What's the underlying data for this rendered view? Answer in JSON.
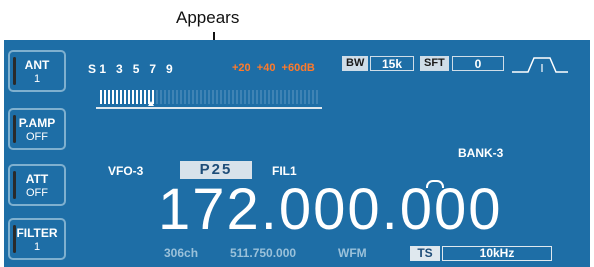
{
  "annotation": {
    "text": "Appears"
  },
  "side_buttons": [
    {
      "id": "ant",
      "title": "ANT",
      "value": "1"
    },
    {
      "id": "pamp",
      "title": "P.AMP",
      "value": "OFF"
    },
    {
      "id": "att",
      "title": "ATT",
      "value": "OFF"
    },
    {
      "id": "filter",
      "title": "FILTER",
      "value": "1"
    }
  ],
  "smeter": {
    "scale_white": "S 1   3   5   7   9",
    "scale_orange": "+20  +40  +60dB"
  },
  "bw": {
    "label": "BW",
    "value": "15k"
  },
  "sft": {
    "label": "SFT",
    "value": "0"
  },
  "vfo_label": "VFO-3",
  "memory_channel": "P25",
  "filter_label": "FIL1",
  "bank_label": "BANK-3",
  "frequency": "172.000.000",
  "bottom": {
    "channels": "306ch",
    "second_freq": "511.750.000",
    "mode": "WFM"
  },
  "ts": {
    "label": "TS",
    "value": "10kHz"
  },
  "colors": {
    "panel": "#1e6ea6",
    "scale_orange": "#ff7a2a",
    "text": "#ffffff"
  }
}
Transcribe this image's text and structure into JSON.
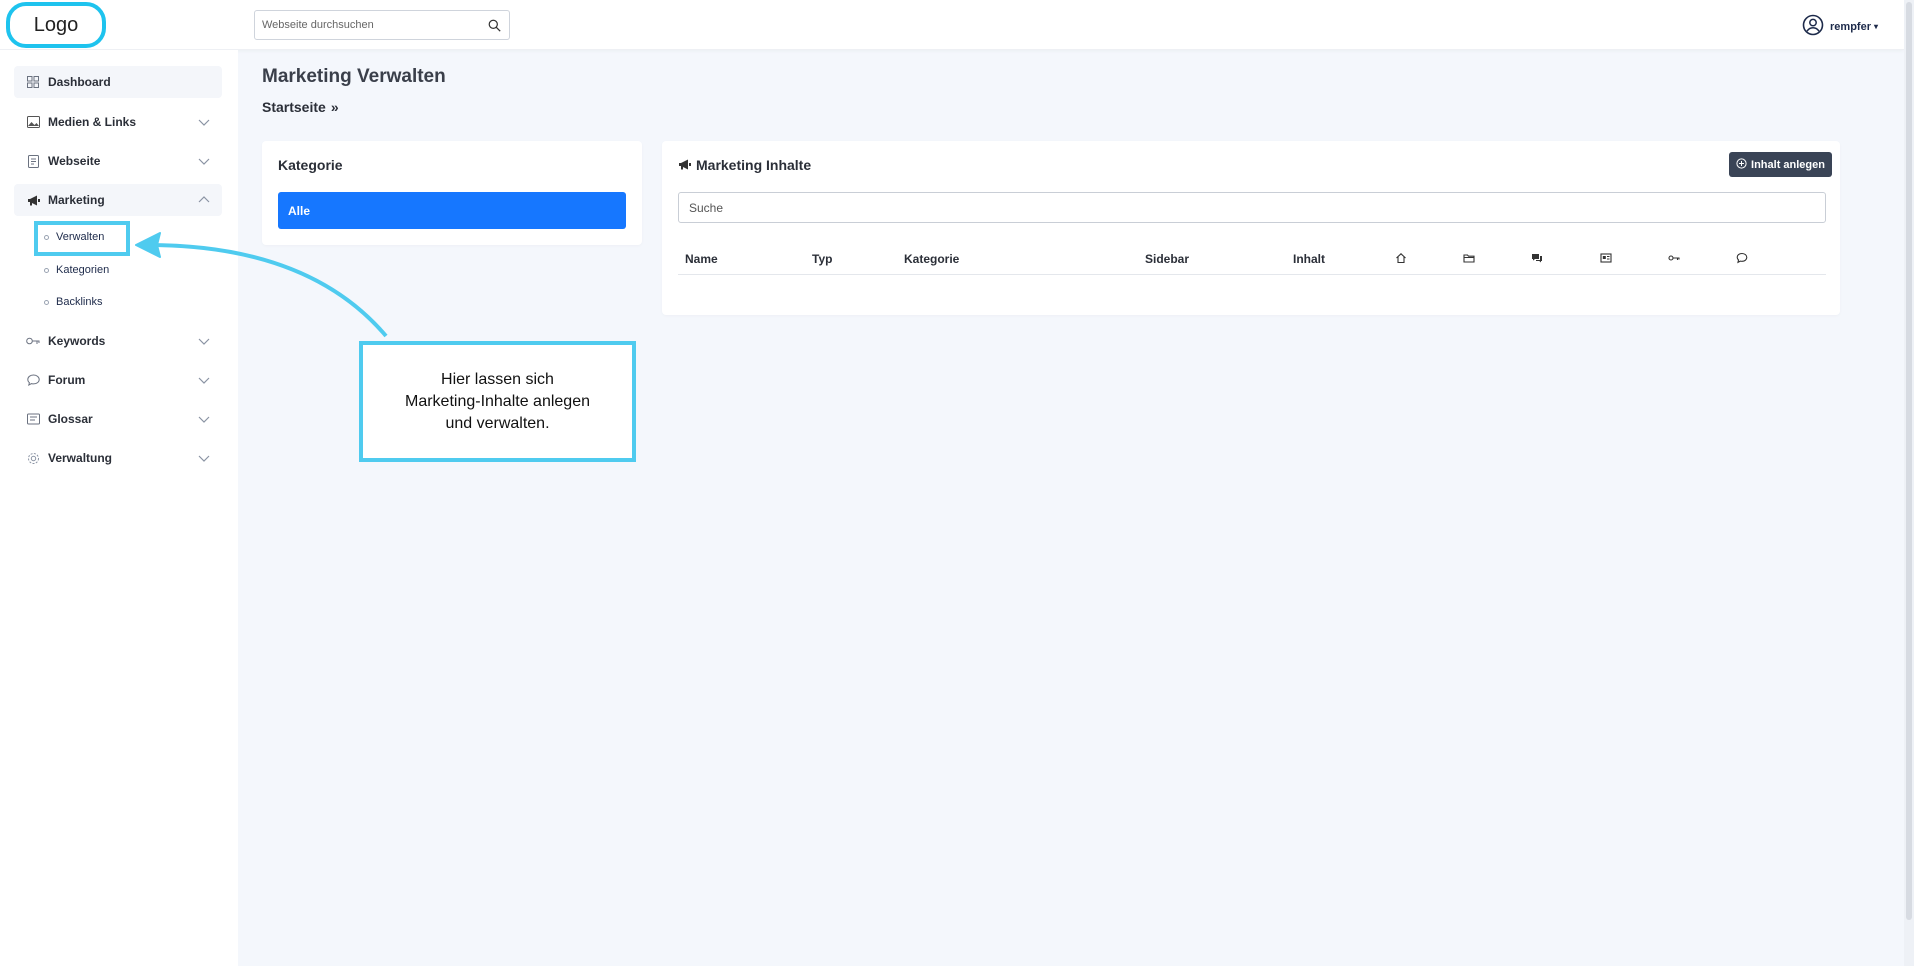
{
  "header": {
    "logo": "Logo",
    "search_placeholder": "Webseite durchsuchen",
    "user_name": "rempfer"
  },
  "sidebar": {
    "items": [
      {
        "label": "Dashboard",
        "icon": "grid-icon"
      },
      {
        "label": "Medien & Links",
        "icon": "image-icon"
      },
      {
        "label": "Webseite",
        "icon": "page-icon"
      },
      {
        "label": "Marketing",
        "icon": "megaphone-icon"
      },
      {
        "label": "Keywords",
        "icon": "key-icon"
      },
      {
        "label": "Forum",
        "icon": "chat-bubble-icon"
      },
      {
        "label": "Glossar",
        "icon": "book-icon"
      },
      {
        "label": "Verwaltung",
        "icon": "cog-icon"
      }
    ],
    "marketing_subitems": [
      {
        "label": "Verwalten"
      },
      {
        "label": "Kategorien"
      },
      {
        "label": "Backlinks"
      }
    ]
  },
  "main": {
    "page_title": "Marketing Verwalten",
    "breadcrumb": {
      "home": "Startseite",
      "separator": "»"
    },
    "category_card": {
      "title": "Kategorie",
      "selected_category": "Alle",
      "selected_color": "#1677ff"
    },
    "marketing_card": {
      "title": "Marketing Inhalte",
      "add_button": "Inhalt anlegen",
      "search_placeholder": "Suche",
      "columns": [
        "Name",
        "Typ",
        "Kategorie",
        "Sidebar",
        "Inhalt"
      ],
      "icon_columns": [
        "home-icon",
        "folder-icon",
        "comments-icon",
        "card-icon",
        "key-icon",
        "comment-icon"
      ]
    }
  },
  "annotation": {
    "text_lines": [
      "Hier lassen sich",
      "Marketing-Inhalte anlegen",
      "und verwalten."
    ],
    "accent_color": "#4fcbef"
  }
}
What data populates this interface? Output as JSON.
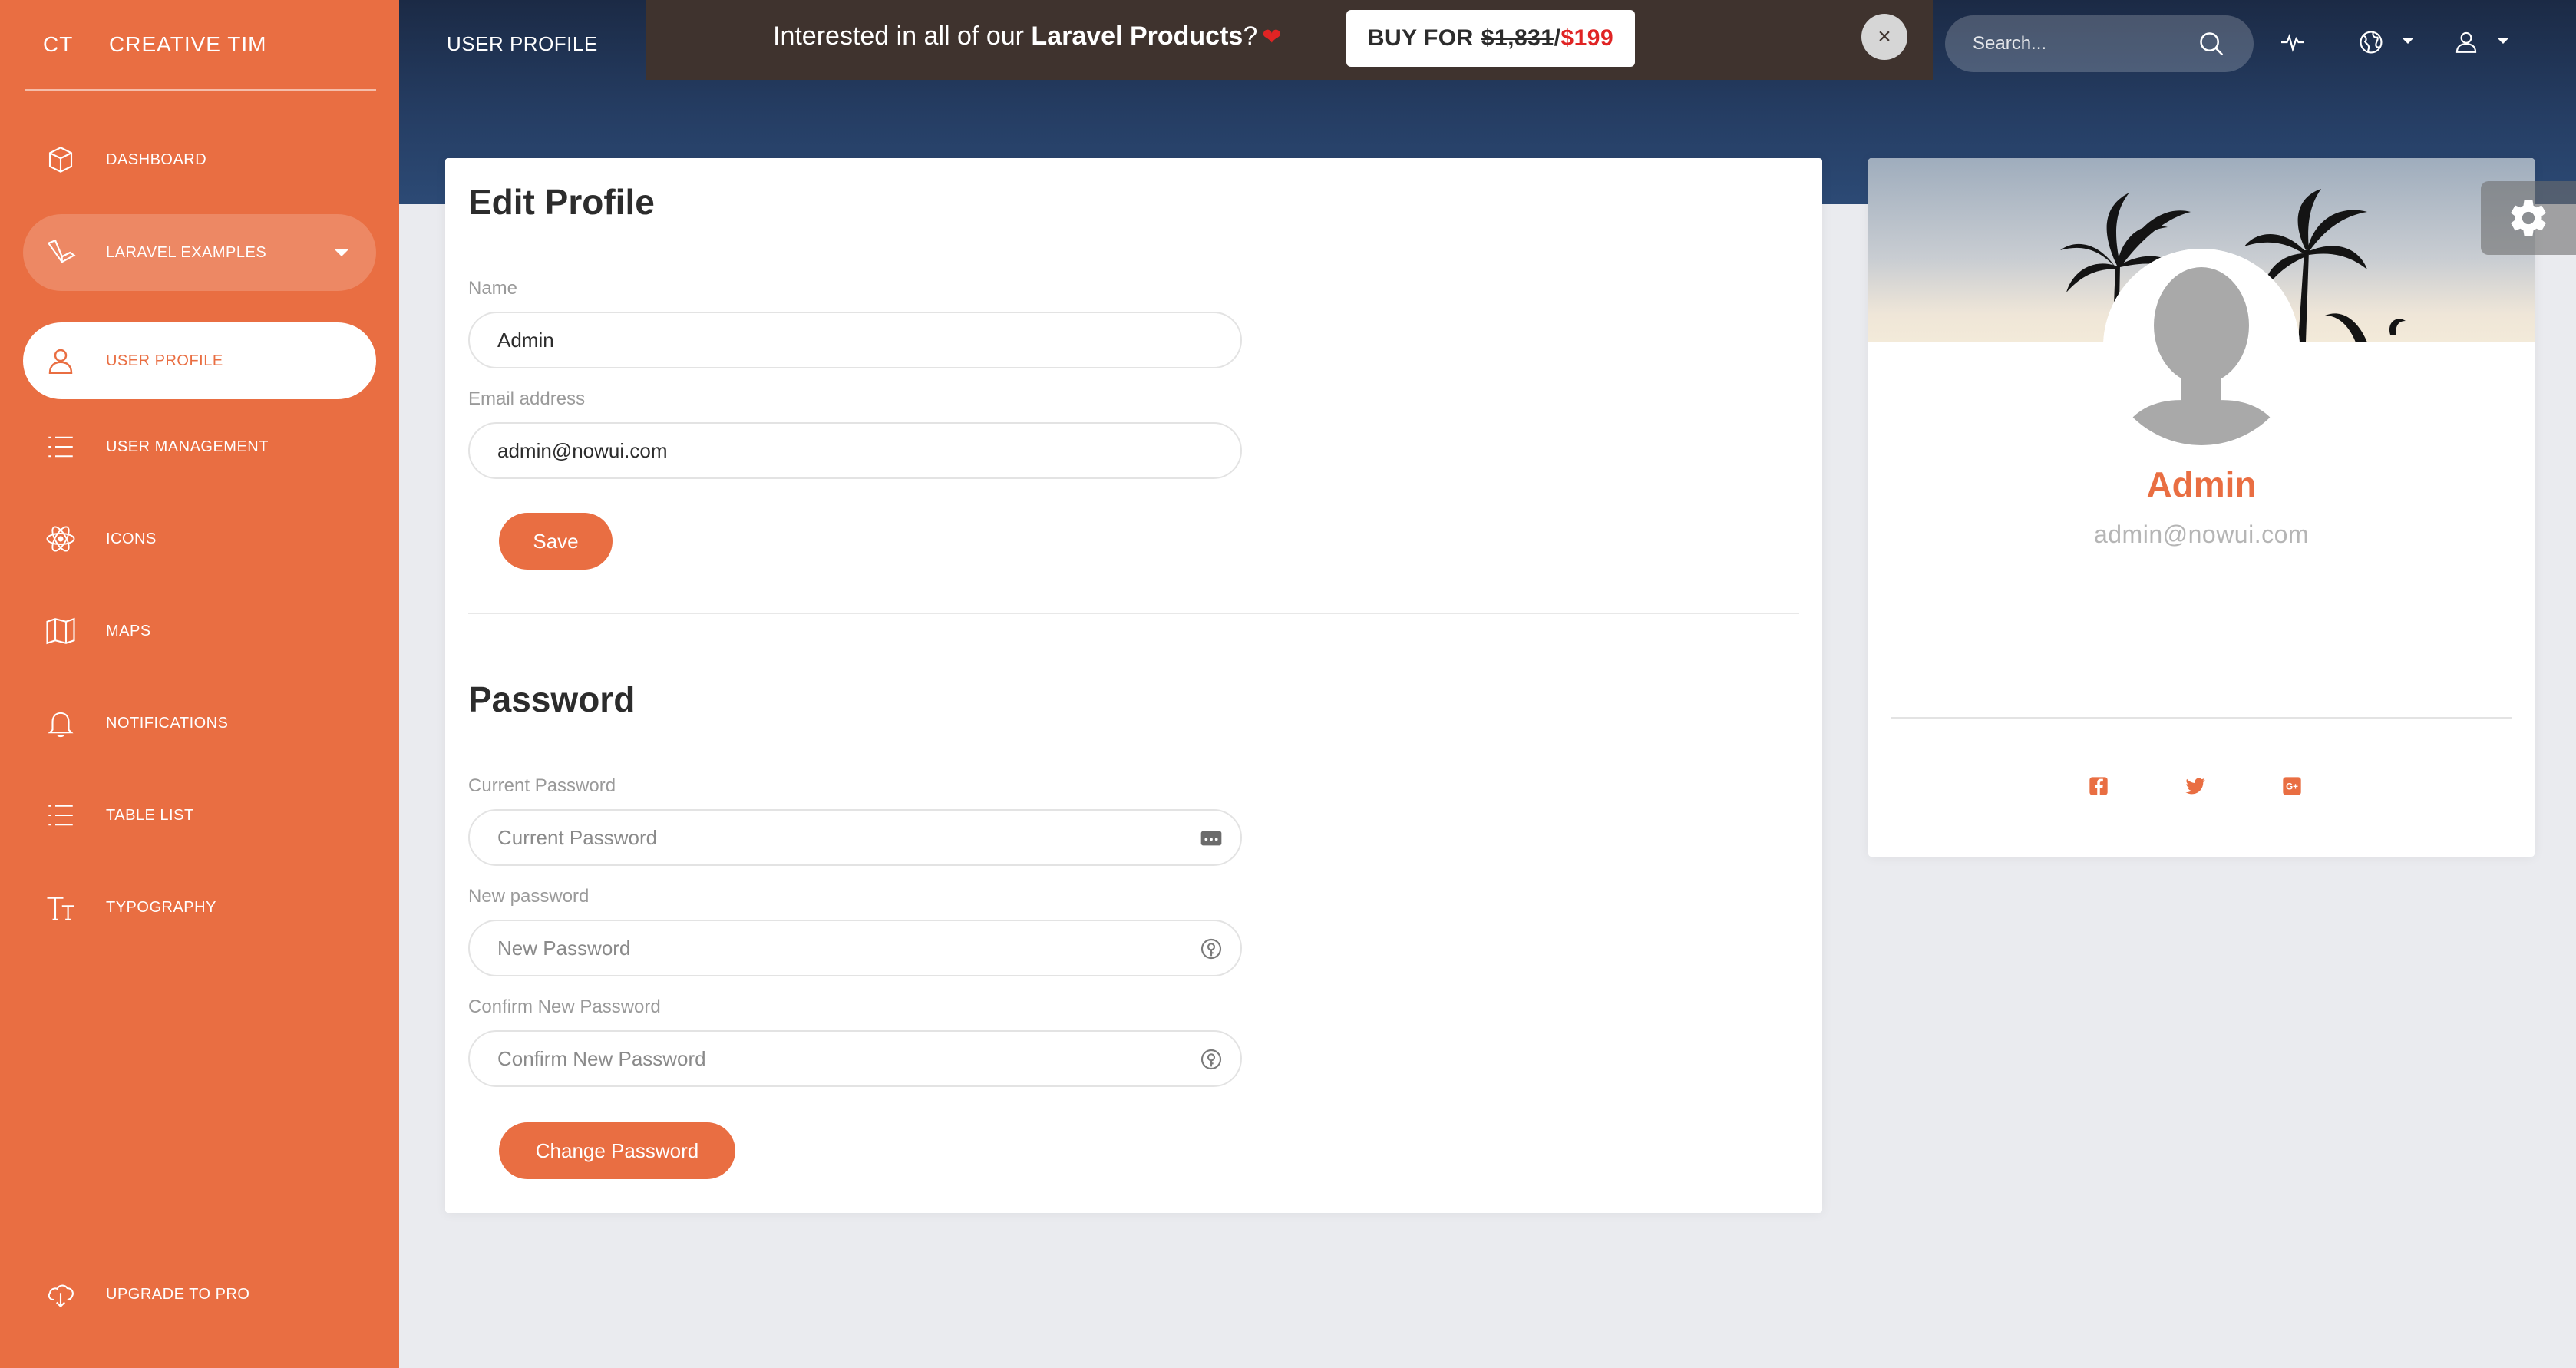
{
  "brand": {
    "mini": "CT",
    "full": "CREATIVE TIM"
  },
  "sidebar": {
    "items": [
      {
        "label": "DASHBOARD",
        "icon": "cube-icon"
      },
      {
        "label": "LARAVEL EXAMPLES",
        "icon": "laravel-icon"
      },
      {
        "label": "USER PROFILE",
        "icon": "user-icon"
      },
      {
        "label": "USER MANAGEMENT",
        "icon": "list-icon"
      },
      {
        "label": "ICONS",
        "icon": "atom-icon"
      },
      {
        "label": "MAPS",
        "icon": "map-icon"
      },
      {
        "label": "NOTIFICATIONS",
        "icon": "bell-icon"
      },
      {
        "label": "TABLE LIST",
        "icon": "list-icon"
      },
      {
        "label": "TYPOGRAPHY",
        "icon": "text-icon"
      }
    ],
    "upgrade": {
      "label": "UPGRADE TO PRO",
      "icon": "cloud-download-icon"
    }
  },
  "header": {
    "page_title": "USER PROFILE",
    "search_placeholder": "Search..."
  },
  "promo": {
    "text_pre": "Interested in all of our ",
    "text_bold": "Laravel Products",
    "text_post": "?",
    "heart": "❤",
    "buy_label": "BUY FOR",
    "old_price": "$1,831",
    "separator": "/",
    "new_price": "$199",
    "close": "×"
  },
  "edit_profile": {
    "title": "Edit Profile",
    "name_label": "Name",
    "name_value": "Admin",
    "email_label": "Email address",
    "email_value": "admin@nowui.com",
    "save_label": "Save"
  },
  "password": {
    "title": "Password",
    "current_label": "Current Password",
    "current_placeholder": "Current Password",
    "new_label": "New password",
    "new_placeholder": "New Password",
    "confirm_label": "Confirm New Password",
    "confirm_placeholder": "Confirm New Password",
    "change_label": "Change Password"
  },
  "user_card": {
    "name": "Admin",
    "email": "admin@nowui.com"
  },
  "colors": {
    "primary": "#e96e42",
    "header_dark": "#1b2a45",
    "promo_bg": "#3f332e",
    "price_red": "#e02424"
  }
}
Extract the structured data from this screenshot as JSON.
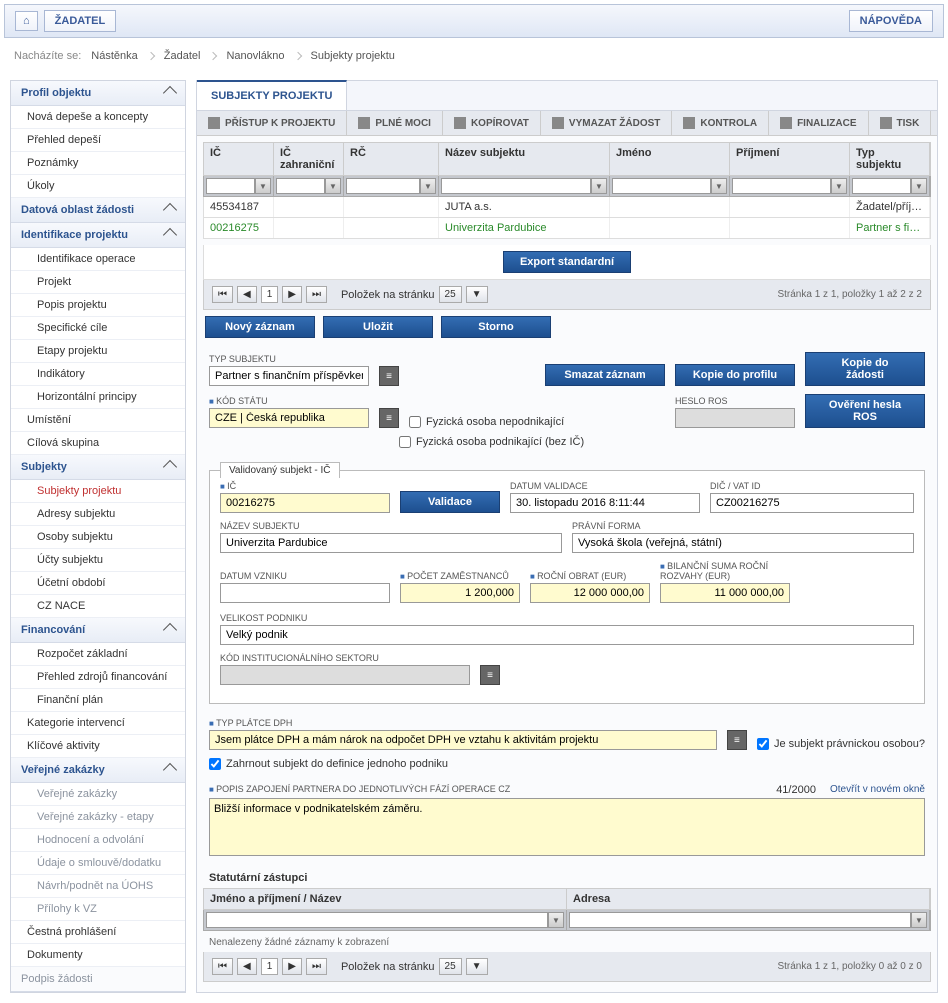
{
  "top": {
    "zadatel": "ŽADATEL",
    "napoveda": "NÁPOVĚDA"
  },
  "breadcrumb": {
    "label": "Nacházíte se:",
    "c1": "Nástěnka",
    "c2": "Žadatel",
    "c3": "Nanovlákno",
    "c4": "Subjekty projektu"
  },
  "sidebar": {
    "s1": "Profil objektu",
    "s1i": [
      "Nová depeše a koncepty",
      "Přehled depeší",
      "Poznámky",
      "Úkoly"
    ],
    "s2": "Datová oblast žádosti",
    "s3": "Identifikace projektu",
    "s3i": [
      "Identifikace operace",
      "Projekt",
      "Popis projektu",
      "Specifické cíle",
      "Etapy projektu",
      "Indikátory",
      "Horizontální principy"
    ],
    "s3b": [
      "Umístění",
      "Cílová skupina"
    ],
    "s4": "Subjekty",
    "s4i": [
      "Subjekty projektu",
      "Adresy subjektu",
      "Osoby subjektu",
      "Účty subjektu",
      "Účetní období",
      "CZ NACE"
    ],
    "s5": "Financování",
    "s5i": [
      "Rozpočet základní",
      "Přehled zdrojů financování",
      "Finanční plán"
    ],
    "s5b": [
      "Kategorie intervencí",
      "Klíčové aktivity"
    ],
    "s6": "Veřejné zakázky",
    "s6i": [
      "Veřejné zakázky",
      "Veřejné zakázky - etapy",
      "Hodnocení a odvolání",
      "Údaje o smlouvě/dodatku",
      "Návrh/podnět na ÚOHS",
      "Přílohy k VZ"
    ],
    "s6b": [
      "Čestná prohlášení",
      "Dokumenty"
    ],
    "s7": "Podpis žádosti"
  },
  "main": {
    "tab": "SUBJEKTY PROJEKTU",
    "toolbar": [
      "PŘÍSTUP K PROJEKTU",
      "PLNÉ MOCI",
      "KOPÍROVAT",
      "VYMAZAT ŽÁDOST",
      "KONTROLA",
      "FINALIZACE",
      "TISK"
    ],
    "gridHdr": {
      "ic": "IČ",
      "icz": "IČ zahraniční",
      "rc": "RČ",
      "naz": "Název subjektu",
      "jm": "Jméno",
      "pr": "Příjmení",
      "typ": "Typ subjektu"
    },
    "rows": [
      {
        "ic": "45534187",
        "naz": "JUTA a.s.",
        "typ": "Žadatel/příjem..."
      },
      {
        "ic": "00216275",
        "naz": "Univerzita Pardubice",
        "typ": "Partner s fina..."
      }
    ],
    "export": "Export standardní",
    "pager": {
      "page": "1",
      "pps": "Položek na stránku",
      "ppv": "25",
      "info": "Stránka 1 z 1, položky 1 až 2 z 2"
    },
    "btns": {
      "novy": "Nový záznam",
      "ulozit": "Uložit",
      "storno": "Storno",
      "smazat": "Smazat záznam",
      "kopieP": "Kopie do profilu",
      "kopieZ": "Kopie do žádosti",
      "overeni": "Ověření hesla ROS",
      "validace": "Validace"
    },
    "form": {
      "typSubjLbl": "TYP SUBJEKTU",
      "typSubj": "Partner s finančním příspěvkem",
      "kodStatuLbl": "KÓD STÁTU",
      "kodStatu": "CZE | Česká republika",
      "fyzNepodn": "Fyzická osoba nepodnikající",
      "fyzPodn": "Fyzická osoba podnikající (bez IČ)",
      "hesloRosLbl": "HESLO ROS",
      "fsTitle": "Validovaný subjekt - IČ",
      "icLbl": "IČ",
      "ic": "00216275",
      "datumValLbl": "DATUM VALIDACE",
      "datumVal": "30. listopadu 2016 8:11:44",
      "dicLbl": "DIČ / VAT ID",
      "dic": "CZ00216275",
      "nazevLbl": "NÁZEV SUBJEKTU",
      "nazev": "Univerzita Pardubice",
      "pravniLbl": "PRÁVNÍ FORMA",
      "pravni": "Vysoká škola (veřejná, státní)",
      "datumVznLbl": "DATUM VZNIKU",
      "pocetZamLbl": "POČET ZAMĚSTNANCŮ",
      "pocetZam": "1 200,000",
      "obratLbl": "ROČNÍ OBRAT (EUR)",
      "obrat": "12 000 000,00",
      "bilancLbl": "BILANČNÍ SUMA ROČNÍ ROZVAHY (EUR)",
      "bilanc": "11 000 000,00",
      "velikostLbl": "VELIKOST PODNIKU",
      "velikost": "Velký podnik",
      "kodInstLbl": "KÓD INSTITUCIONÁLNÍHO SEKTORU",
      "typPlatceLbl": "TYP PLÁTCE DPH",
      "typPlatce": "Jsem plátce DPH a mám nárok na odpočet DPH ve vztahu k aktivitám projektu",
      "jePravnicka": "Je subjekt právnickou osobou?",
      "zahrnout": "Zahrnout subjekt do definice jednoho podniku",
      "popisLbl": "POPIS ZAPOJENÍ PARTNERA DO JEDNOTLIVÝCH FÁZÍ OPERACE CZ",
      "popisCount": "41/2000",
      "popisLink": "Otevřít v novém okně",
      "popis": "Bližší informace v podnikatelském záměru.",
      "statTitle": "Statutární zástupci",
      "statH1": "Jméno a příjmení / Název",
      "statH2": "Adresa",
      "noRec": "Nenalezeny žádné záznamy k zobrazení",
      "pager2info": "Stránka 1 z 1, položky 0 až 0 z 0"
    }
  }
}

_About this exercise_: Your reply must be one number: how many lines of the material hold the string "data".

_Task output_: 3